What the exercise asks. Word for word, repeat the data that follows. Do not include the pictures.

[Data about app and page elements]
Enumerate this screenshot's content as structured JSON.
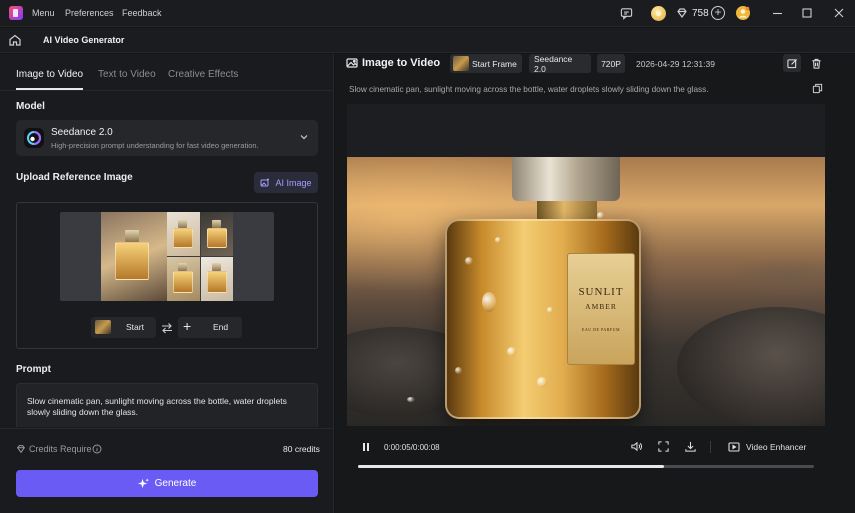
{
  "titlebar": {
    "menu": [
      "Menu",
      "Preferences",
      "Feedback"
    ],
    "credit_count": "758"
  },
  "nav": {
    "title": "AI Video Generator"
  },
  "left": {
    "tabs": [
      {
        "label": "Image to Video",
        "active": true
      },
      {
        "label": "Text to Video",
        "active": false
      },
      {
        "label": "Creative Effects",
        "active": false
      }
    ],
    "model_section": "Model",
    "model_name": "Seedance 2.0",
    "model_desc": "High-precision prompt understanding for fast video generation.",
    "upload_section": "Upload Reference Image",
    "ai_image_label": "AI Image",
    "start_label": "Start",
    "end_label": "End",
    "prompt_section": "Prompt",
    "prompt_text": "Slow cinematic pan, sunlight moving across the bottle, water droplets slowly sliding down the glass.",
    "credits_label": "Credits Require",
    "credits_value": "80 credits",
    "generate_label": "Generate"
  },
  "result": {
    "title": "Image to Video",
    "chip_start_frame": "Start Frame",
    "chip_model": "Seedance 2.0",
    "chip_resolution": "720P",
    "timestamp": "2026-04-29 12:31:39",
    "prompt": "Slow cinematic pan, sunlight moving across the bottle, water droplets slowly sliding down the glass.",
    "label_brand": "SUNLIT",
    "label_name": "AMBER",
    "label_type": "EAU DE PARFUM"
  },
  "player": {
    "time": "0:00:05/0:00:08",
    "progress_percent": 67,
    "enhancer_label": "Video Enhancer"
  },
  "colors": {
    "accent": "#6b5bf5",
    "ai_accent": "#a89bff"
  }
}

Solution.
Enumerate this screenshot's content as structured JSON.
{
  "titlebar": {
    "menu": [
      "Menu",
      "Preferences",
      "Feedback"
    ],
    "credit_count": "758"
  },
  "nav": {
    "title": "AI Video Generator"
  },
  "left": {
    "tabs": [
      {
        "label": "Image to Video",
        "active": true
      },
      {
        "label": "Text to Video",
        "active": false
      },
      {
        "label": "Creative Effects",
        "active": false
      }
    ],
    "model_section": "Model",
    "model_name": "Seedance 2.0",
    "model_desc": "High-precision prompt understanding for fast video generation.",
    "upload_section": "Upload Reference Image",
    "ai_image_label": "AI Image",
    "start_label": "Start",
    "end_label": "End",
    "prompt_section": "Prompt",
    "prompt_text": "Slow cinematic pan, sunlight moving across the bottle, water droplets slowly sliding down the glass.",
    "credits_label": "Credits Require",
    "credits_value": "80 credits",
    "generate_label": "Generate"
  },
  "result": {
    "title": "Image to Video",
    "chip_start_frame": "Start Frame",
    "chip_model": "Seedance 2.0",
    "chip_resolution": "720P",
    "timestamp": "2026-04-29 12:31:39",
    "prompt": "Slow cinematic pan, sunlight moving across the bottle, water droplets slowly sliding down the glass.",
    "label_brand": "SUNLIT",
    "label_name": "AMBER",
    "label_type": "EAU DE PARFUM"
  },
  "player": {
    "time": "0:00:05/0:00:08",
    "progress_percent": 67,
    "enhancer_label": "Video Enhancer"
  },
  "colors": {
    "accent": "#6b5bf5",
    "ai_accent": "#a89bff"
  }
}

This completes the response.